The new Aladdin mostly has the beat-for-beat quality of the live-action Beauty and the Beast, the current standard-bearer for pointlessness, but there are elements of it that really pop, even for being bizarre missteps. Foremost among them is Will Smith’s Genie, whose entire look is a Violet Beauregarde nightmare of bright blue and CGI-inflated swole, with a top-knot/goatee combination that suggests 10,000 years away from the fashion pages. Yet Smith is the only member of the cast who’s bothered to rethink the original character: He doesn’t bother to imitate Robin Williams’ manic schtick, but draws on his own ingratiating silliness and kid-friendly hip-hop flavor instead. If everyone else had followed suit, this Aladdin wouldn’t necessarily be any better, but at least it would be its own thing….
Facebook says it removed 3.39 billion fake accounts from October to March. That’s twice the number of fraudulent accounts deleted in the previous six-month period.
In the company’s latest Community Standards Enforcement Report, released Thursday, Facebook said nearly all of the fake accounts were caught by artificial intelligence and more human monitoring. They also attributed the skyrocketing number to “automated attacks by bad actors who attempt to create large volumes of accounts at one time.”
The fake accounts are roughly a billion more than the 2.4 billion actual people on Facebook worldwide, according to the company’s own count.
Love your beloved classics now—because even now, few people read them, for the most part, and fewer still love them. In a century, they’ll probably be forgotten by all but a few eccentrics.
If it makes you feel any better, all fiction, even the books people love and rush to buy in droves, is subject to entropy. Consider, for example, the bestselling fiction novels of the week I was born, which was not so long ago. I’ve bolded the ones my local library currently has in stock.
Cora Buhlert, Daniel Dern, John King Tarpinian, JJ,. Mike Kennedy Cat Eldridge,
Standback, Martin Morse Wooster, Chip Hitchcock, Rob Hansen, Carl Slaughter,
and Andrew Porter for some of these stories. Title credit belongs to File 770
contributing editor Peer.]
World Fantasy Convention 2018 – Baltimore has announced another Guest of Honor, Australian author Kaaron Warren. She joins previously announced Guests of Honor Scott Edelman, Tom Kidd, and Michael J. Walsh, Special Guest Aliette de Bodard, and Toastmaster Linda D. Addison.
Kaaron Warren won the Shirley Jackson Award for her novella “Sky,” which also was a 2013 nominee for the World Fantasy Award. Her 2016 novel, The Grief Hole (IFWG Publishing Australia), is the first to win all three Australian genre awards: the Aurealis Award, the Ditmar Award, and the Australian Shadows, as well as winning the Canberra Critics Circle Award. Her first novel, Slights (Angry Robot Books, 2009) won the Australian Shadows Awards, Ditmar Award, and the Canberra Critics Circle Fiction Award. Her story, “Death’s Door Café,” was a World Fantasy Award nominee in 2015.

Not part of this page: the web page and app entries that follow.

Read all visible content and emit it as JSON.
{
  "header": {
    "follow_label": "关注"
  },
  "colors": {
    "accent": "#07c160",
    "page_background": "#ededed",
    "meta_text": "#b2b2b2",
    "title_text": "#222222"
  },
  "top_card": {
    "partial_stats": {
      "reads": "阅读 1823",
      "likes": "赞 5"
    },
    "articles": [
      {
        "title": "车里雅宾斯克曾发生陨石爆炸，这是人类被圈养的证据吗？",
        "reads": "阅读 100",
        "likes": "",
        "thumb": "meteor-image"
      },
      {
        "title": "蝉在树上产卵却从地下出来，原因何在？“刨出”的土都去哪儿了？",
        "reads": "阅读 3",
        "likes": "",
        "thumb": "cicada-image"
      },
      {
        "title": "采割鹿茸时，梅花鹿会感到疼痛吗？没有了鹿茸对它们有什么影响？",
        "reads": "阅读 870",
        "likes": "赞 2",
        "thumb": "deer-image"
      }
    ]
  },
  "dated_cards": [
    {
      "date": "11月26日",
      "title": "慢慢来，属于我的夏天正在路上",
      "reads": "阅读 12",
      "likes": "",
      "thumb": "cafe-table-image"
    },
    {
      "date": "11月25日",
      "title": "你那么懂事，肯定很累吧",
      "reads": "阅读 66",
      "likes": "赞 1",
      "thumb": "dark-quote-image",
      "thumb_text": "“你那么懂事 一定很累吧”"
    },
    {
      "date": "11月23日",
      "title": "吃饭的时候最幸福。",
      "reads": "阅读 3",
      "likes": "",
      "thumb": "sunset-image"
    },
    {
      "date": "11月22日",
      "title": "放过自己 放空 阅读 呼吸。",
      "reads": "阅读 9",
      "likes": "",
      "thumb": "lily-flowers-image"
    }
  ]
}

Warren also has published two other novels and seven collections of her short stories. Her stories have appeared in Australia, the US, the UK, and elsewhere in Europe, and have been selected for both Ellen Datlow’s and Paula Guran’s Year’s Best anthologies.
Kaaron Warren lives in Canberra, Australia. In addition to writing, she was a Fellow at the Museum for Australian Democracy. In 2018 she will be the Established Artist in Residence at the Katharine Susannah Prichard House in Western Australia.
The World Fantasy Convention 2018 in Baltimore is a joint effort of The Baltimore Science Fiction Society (BSFS) and the Washington Science Fiction Association (WSFA). It will be held at the Marriott Renaissance Harborplace Hotel in Baltimore, Maryland, USA, Nov 1 – 4, 2018.